**What you have to do**.
Find each line below that includes "云数据库", then copy it.

**Data shown**.

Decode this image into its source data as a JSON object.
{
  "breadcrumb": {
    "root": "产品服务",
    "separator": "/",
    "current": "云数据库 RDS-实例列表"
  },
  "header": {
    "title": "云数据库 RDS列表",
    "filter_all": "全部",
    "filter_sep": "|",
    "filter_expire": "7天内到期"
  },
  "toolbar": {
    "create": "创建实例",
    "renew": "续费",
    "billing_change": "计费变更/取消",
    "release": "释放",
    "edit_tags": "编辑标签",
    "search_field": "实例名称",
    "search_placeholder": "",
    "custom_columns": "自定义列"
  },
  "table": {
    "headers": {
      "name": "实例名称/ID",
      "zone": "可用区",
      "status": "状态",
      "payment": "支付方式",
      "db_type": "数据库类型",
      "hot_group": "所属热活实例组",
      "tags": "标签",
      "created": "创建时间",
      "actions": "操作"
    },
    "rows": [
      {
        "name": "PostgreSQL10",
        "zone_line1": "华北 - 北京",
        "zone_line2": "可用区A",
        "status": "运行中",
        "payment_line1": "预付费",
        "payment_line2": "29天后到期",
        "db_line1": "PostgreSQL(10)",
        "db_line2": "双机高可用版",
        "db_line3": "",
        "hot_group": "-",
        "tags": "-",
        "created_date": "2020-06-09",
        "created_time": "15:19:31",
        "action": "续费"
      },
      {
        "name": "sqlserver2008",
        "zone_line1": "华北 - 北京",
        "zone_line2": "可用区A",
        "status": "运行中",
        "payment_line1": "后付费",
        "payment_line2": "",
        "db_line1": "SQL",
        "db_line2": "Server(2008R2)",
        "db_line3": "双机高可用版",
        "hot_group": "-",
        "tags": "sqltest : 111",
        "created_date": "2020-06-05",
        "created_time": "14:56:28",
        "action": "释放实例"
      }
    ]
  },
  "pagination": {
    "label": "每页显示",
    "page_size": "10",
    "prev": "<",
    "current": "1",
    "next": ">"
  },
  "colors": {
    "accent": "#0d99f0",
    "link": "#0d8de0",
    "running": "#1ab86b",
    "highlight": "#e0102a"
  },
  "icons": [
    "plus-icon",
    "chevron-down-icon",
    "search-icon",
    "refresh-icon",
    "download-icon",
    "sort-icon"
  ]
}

**Completed exercise**.
    "current": "云数据库 RDS-实例列表"
    "title": "云数据库 RDS列表",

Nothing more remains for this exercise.